• _Aim of the exercise_: Take each line of the entries below that contains "delicious" and copy it.

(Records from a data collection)
-------------------------
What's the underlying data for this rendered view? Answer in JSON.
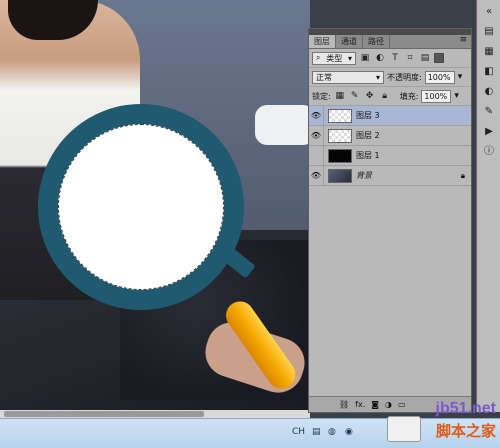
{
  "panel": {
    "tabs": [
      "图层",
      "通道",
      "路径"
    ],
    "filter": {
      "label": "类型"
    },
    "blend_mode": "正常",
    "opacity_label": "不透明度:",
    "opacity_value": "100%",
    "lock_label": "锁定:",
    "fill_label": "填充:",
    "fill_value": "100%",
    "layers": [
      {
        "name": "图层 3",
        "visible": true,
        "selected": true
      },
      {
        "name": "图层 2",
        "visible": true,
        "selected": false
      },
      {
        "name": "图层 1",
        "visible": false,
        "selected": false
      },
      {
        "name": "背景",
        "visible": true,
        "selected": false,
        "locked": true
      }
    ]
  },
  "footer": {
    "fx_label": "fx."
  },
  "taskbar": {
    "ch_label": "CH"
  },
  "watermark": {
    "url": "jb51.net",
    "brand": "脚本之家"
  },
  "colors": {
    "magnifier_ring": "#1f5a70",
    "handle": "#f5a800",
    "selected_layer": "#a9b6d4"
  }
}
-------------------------
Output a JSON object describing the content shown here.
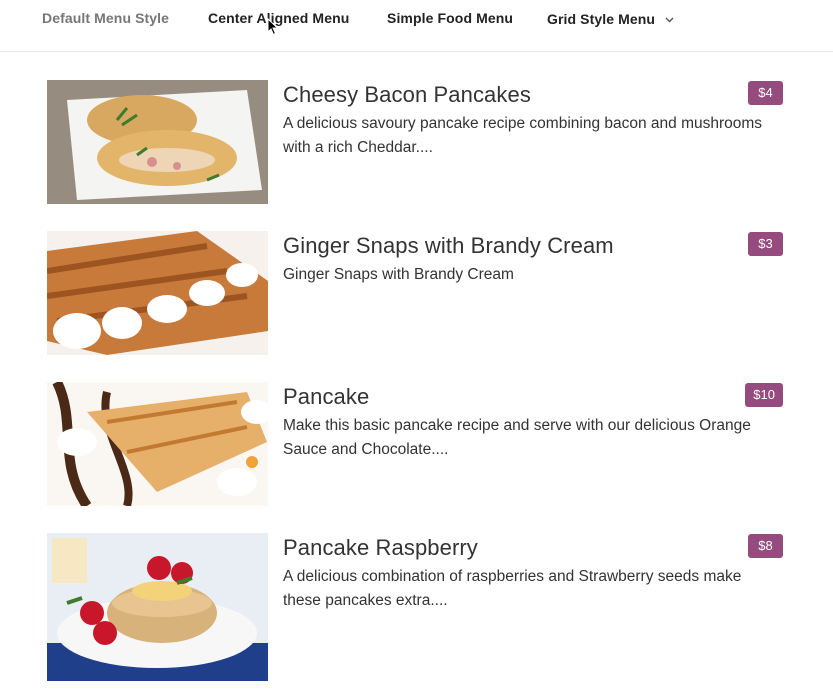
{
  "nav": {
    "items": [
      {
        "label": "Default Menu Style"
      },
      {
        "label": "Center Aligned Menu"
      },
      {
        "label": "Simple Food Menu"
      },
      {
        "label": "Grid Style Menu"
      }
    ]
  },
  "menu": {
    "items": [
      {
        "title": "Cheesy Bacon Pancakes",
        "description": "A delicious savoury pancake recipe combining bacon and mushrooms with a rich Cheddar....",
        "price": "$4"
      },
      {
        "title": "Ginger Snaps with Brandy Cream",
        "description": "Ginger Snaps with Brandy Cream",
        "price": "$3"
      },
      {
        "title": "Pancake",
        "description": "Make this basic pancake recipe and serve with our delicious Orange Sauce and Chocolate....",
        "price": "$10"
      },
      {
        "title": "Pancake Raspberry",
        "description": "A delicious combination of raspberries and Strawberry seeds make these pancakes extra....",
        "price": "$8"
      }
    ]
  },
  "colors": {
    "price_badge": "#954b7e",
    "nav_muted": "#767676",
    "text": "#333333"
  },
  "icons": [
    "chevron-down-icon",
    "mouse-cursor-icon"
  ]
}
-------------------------
• _Answer box_:
        "description": "A delicious savoury pancake recipe combining bacon and mushrooms with a rich Cheddar....",
        "description": "Make this basic pancake recipe and serve with our delicious Orange Sauce and Chocolate....",
        "description": "A delicious combination of raspberries and Strawberry seeds make these pancakes extra....",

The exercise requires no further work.